Over the past few posts we have taken a look at the three American companies that manufactured pinfire cartridges for use in the American Civil War. Between Allen & Wheelock, Christian Sharps and C.D. Leet they manufactured a total of 1,572,000 pinfire cartridges. 

However there is no known documentation on which manufacturers we imported additional cartridges from. We know that the Union Army purchased at least 200,000 cartridges with the large order of Lefaucheux revolvers from France. We know some of the smaller purchases also came with cartridges. We also know that the Confederate States Army had pinfire cartridges stored in their arsenals and used pinfire revolvers.

So I figured the only way to answer this question was to acquire the actual cartridges they used. And that is exactly what this article is going to focus on.

Selma Arsenal Inventory

On August 13, 1864 an arsenal inspection of the Selma Arsenal showed that the Confederate States Army had 52,800 pinfire cartridges in stock. Various inspection reports also list cartridges in Union arsenals as well as pinfire revolvers in use by various Union and Confederate units.
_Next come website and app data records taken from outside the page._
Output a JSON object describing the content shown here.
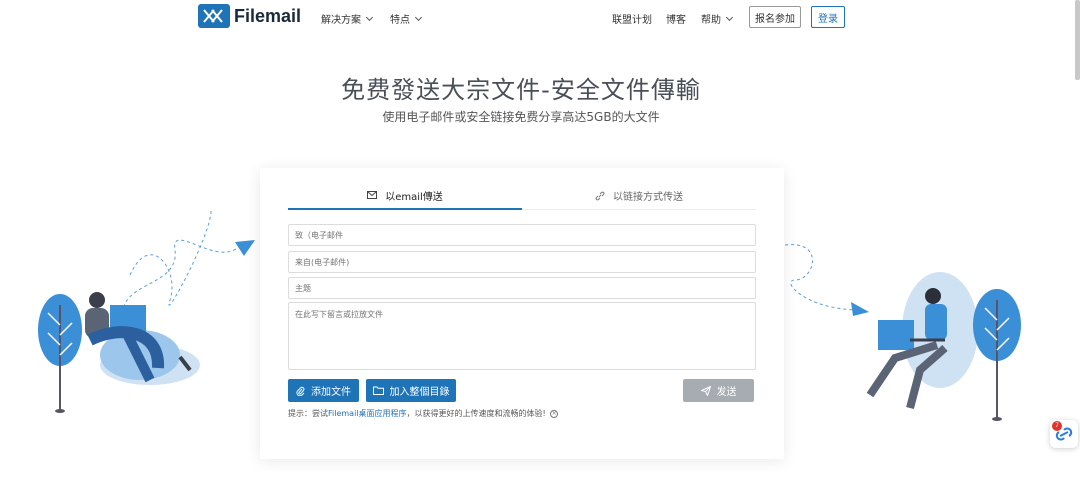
{
  "brand": {
    "name": "Filemail",
    "color": "#1f73b7"
  },
  "nav": {
    "solutions": "解决方案",
    "features": "特点",
    "affiliate": "联盟计划",
    "blog": "博客",
    "help": "帮助",
    "signup": "报名参加",
    "login": "登录"
  },
  "hero": {
    "title": "免费發送大宗文件-安全文件傳輸",
    "subtitle": "使用电子邮件或安全链接免费分享高达5GB的大文件"
  },
  "tabs": {
    "email": "以email傳送",
    "link": "以链接方式传送"
  },
  "form": {
    "to_placeholder": "致（电子邮件",
    "from_placeholder": "来自(电子邮件)",
    "subject_placeholder": "主题",
    "message_placeholder": "在此写下留言或拉放文件"
  },
  "buttons": {
    "add_files": "添加文件",
    "add_folder": "加入整個目錄",
    "send": "发送"
  },
  "tip": {
    "prefix": "提示：尝试",
    "link": "Filemail桌面应用程序",
    "suffix": "，以获得更好的上传速度和流畅的体验!",
    "close": "×"
  },
  "widget": {
    "badge": "7"
  },
  "icons": {
    "logo": "filemail-logo-icon",
    "mail": "mail-icon",
    "link": "link-icon",
    "paperclip": "paperclip-icon",
    "folder": "folder-icon",
    "send": "paper-plane-icon"
  }
}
As you can see in the image below and the map above, pinfire cartridges were used about everywhere there was fighting going on. Many of these cartridges were found at places specifically identified as Confederate or Union encampments. Others were found on battlefields where it is harder to specify which side would have dropped the cartridge. But from about 90 examples I have acquired I am beginning to get a decent understanding of which manufacturers provided pinfire cartridges for use in the American Civil War and to which side. Also, and even though 90 cartridges is not a huge amount of data to start from, when you consider that only 10 of these are the American made cartridges (that we know how many were made,) you could extrapolate that to make a guess that close to 14,000,000 pinfire cartridges were purchased for use in the war. This seems like a large number but is less (maybe far less since there is no exact known number of revolvers the Confederates used) than 1000 cartridges per pinfire revolver over the full course of the war. So maybe it was more maybe it was less but that seems like a reasonable estimate.
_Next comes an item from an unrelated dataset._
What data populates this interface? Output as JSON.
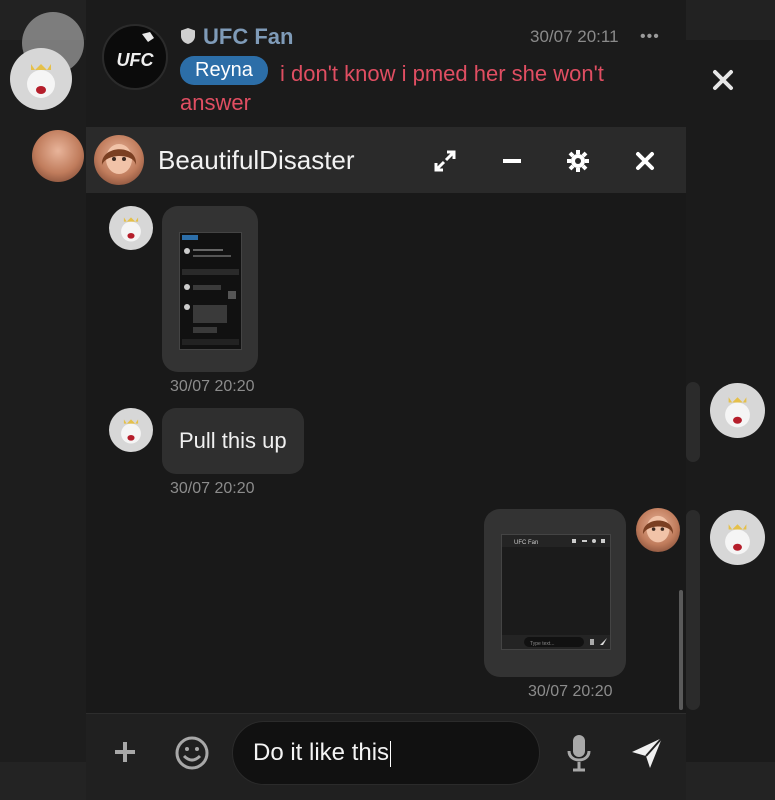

As to the manufacturers of these cartridges, some of them I have been unable to identify but the majority of them have readable headstamps or identifiable features that have allowed them to be identified.

My general findings are that both sides used a majority of revolver cartridges that were manufactured by Gevelot. The Union Army used the American made cartridges we have discussed. Cartridges by Chaudun and by Chaudun & Derivière have been found at locations that are identified as Confederate encampments. Cartridges by Charles Fusnot and Houllier-Blanchard have been found but are not tied to a specific side. Many shotshells in various gauges were used by both sides and nearly all of them were made by Eley Bros.